■ What needs to be done ■
Leaving out the images, return the data below exactly as it is written.

....................

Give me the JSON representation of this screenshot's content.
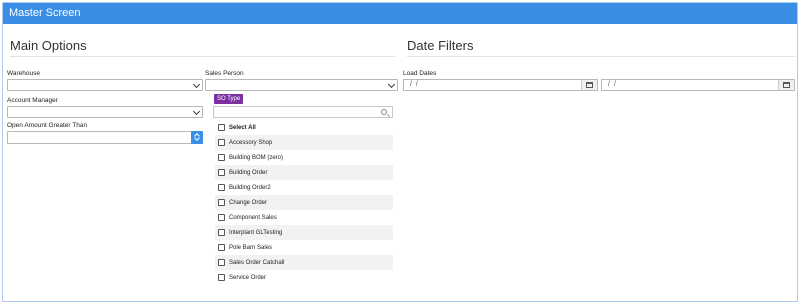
{
  "window": {
    "title": "Master Screen"
  },
  "main_options": {
    "heading": "Main Options",
    "warehouse": {
      "label": "Warehouse",
      "value": ""
    },
    "account_manager": {
      "label": "Account Manager",
      "value": ""
    },
    "open_amount": {
      "label": "Open Amount Greater Than",
      "value": ""
    },
    "sales_person": {
      "label": "Sales Person",
      "value": ""
    },
    "so_type": {
      "badge": "SO Type",
      "search_value": "",
      "items": [
        {
          "label": "Select All",
          "checked": false
        },
        {
          "label": "Accessory Shop",
          "checked": false
        },
        {
          "label": "Building BOM (zero)",
          "checked": false
        },
        {
          "label": "Building Order",
          "checked": false
        },
        {
          "label": "Building Order2",
          "checked": false
        },
        {
          "label": "Change Order",
          "checked": false
        },
        {
          "label": "Component Sales",
          "checked": false
        },
        {
          "label": "Interplant GLTesting",
          "checked": false
        },
        {
          "label": "Pole Barn Sales",
          "checked": false
        },
        {
          "label": "Sales Order Catchall",
          "checked": false
        },
        {
          "label": "Service Order",
          "checked": false
        }
      ]
    }
  },
  "date_filters": {
    "heading": "Date Filters",
    "load_dates": {
      "label": "Load Dates",
      "from": " /  /",
      "to": " /  /"
    }
  },
  "icons": {
    "dropdown": "chevron-down-icon",
    "spinner": "spinner-icon",
    "search": "search-icon",
    "calendar": "calendar-icon"
  },
  "colors": {
    "titlebar": "#3a8ee6",
    "badge": "#7b2fa0",
    "spinner": "#3a8ee6"
  }
}
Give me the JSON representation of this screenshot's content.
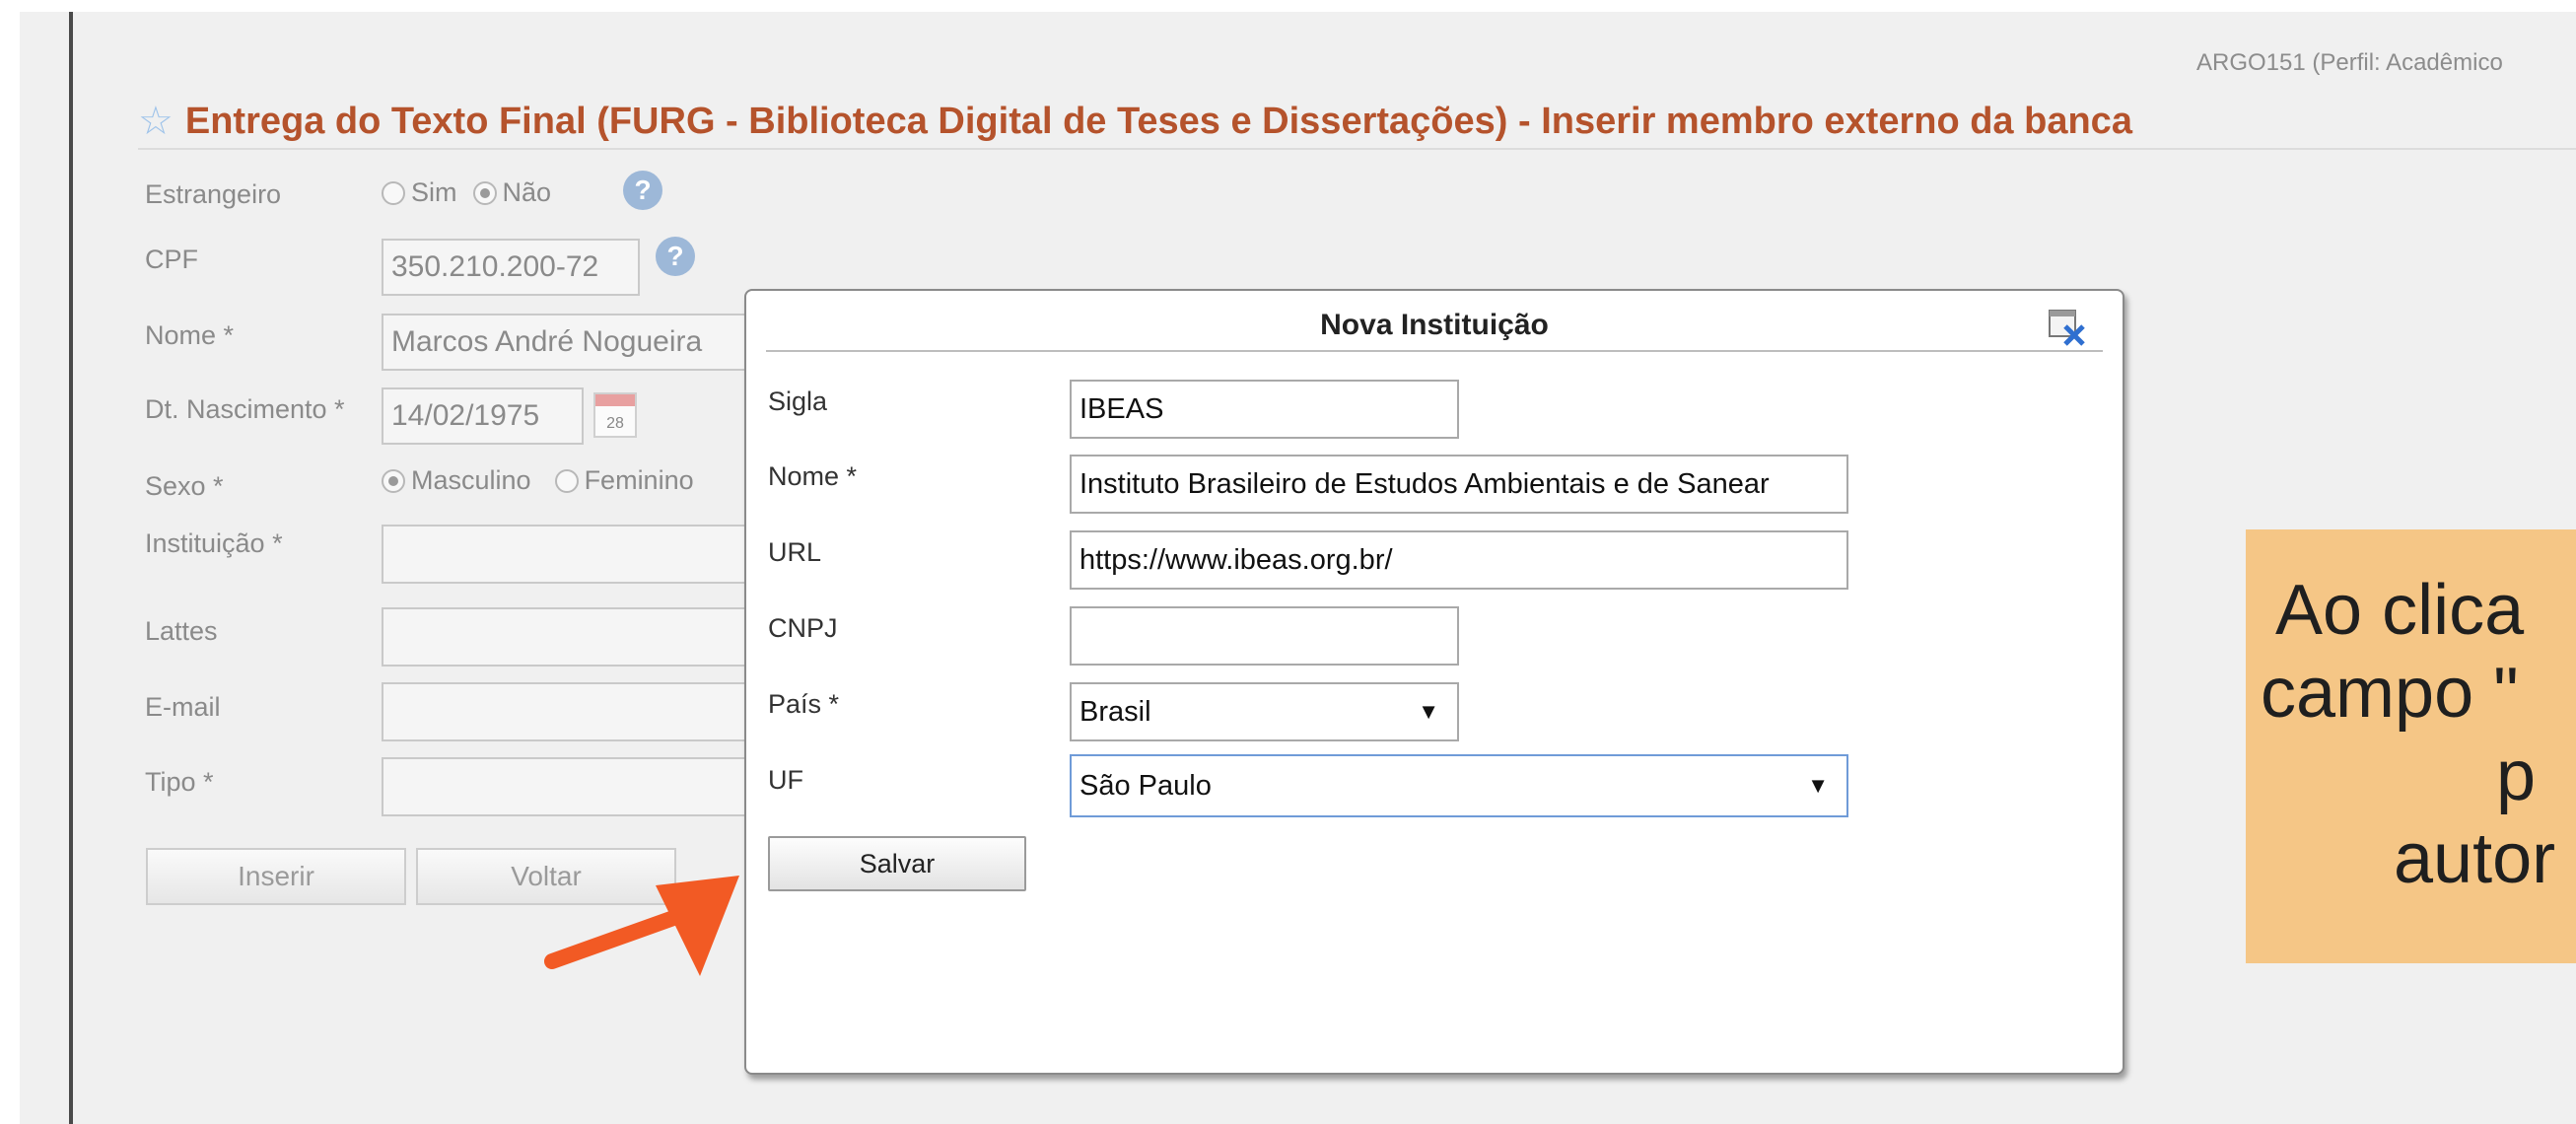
{
  "header": {
    "user_info": "ARGO151  (Perfil: Acadêmico",
    "title": "Entrega do Texto Final (FURG - Biblioteca Digital de Teses e Dissertações) - Inserir membro externo da banca"
  },
  "form": {
    "estrangeiro": {
      "label": "Estrangeiro",
      "options": [
        "Sim",
        "Não"
      ],
      "selected": "Não"
    },
    "cpf": {
      "label": "CPF",
      "value": "350.210.200-72"
    },
    "nome": {
      "label": "Nome *",
      "value": "Marcos André Nogueira"
    },
    "nascimento": {
      "label": "Dt. Nascimento *",
      "value": "14/02/1975",
      "calendar_day": "28"
    },
    "sexo": {
      "label": "Sexo *",
      "options": [
        "Masculino",
        "Feminino"
      ],
      "selected": "Masculino"
    },
    "instituicao": {
      "label": "Instituição *",
      "value": ""
    },
    "lattes": {
      "label": "Lattes",
      "value": ""
    },
    "email": {
      "label": "E-mail",
      "value": ""
    },
    "tipo": {
      "label": "Tipo *",
      "value": ""
    },
    "buttons": {
      "insert": "Inserir",
      "back": "Voltar"
    }
  },
  "modal": {
    "title": "Nova Instituição",
    "fields": {
      "sigla": {
        "label": "Sigla",
        "value": "IBEAS"
      },
      "nome": {
        "label": "Nome *",
        "value": "Instituto Brasileiro de Estudos Ambientais e de Sanear"
      },
      "url": {
        "label": "URL",
        "value": "https://www.ibeas.org.br/"
      },
      "cnpj": {
        "label": "CNPJ",
        "value": ""
      },
      "pais": {
        "label": "País *",
        "value": "Brasil"
      },
      "uf": {
        "label": "UF",
        "value": "São Paulo"
      }
    },
    "save_label": "Salvar"
  },
  "callout": {
    "lines": [
      "Ao clica",
      "campo \"",
      "p",
      "autor"
    ]
  },
  "colors": {
    "title": "#b5532c",
    "arrow": "#f25a24",
    "callout_bg": "#f5c686",
    "help_icon": "#9db8d8"
  },
  "icons": {
    "favorite": "star-outline",
    "help": "question-circle",
    "calendar": "calendar",
    "close": "window-close",
    "pointer": "arrow"
  }
}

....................

■ Output for this task ■
Give me the JSON representation of this screenshot's content.
{
  "window": {
    "title": "Master Screen"
  },
  "main_options": {
    "heading": "Main Options",
    "warehouse": {
      "label": "Warehouse",
      "value": ""
    },
    "account_manager": {
      "label": "Account Manager",
      "value": ""
    },
    "open_amount": {
      "label": "Open Amount Greater Than",
      "value": ""
    },
    "sales_person": {
      "label": "Sales Person",
      "value": ""
    },
    "so_type": {
      "badge": "SO Type",
      "search_value": "",
      "items": [
        {
          "label": "Select All",
          "checked": false
        },
        {
          "label": "Accessory Shop",
          "checked": false
        },
        {
          "label": "Building BOM (zero)",
          "checked": false
        },
        {
          "label": "Building Order",
          "checked": false
        },
        {
          "label": "Building Order2",
          "checked": false
        },
        {
          "label": "Change Order",
          "checked": false
        },
        {
          "label": "Component Sales",
          "checked": false
        },
        {
          "label": "Interplant GLTesting",
          "checked": false
        },
        {
          "label": "Pole Barn Sales",
          "checked": false
        },
        {
          "label": "Sales Order Catchall",
          "checked": false
        },
        {
          "label": "Service Order",
          "checked": false
        }
      ]
    }
  },
  "date_filters": {
    "heading": "Date Filters",
    "load_dates": {
      "label": "Load Dates",
      "from": " /  /",
      "to": " /  /"
    }
  },
  "icons": {
    "dropdown": "chevron-down-icon",
    "spinner": "spinner-icon",
    "search": "search-icon",
    "calendar": "calendar-icon"
  },
  "colors": {
    "titlebar": "#3a8ee6",
    "badge": "#7b2fa0",
    "spinner": "#3a8ee6"
  }
}
Give me the JSON representation of this screenshot's content.
{
  "header": {
    "user_info": "ARGO151  (Perfil: Acadêmico",
    "title": "Entrega do Texto Final (FURG - Biblioteca Digital de Teses e Dissertações) - Inserir membro externo da banca"
  },
  "form": {
    "estrangeiro": {
      "label": "Estrangeiro",
      "options": [
        "Sim",
        "Não"
      ],
      "selected": "Não"
    },
    "cpf": {
      "label": "CPF",
      "value": "350.210.200-72"
    },
    "nome": {
      "label": "Nome *",
      "value": "Marcos André Nogueira"
    },
    "nascimento": {
      "label": "Dt. Nascimento *",
      "value": "14/02/1975",
      "calendar_day": "28"
    },
    "sexo": {
      "label": "Sexo *",
      "options": [
        "Masculino",
        "Feminino"
      ],
      "selected": "Masculino"
    },
    "instituicao": {
      "label": "Instituição *",
      "value": ""
    },
    "lattes": {
      "label": "Lattes",
      "value": ""
    },
    "email": {
      "label": "E-mail",
      "value": ""
    },
    "tipo": {
      "label": "Tipo *",
      "value": ""
    },
    "buttons": {
      "insert": "Inserir",
      "back": "Voltar"
    }
  },
  "modal": {
    "title": "Nova Instituição",
    "fields": {
      "sigla": {
        "label": "Sigla",
        "value": "IBEAS"
      },
      "nome": {
        "label": "Nome *",
        "value": "Instituto Brasileiro de Estudos Ambientais e de Sanear"
      },
      "url": {
        "label": "URL",
        "value": "https://www.ibeas.org.br/"
      },
      "cnpj": {
        "label": "CNPJ",
        "value": ""
      },
      "pais": {
        "label": "País *",
        "value": "Brasil"
      },
      "uf": {
        "label": "UF",
        "value": "São Paulo"
      }
    },
    "save_label": "Salvar"
  },
  "callout": {
    "lines": [
      "Ao clica",
      "campo \"",
      "p",
      "autor"
    ]
  },
  "colors": {
    "title": "#b5532c",
    "arrow": "#f25a24",
    "callout_bg": "#f5c686",
    "help_icon": "#9db8d8"
  },
  "icons": {
    "favorite": "star-outline",
    "help": "question-circle",
    "calendar": "calendar",
    "close": "window-close",
    "pointer": "arrow"
  }
}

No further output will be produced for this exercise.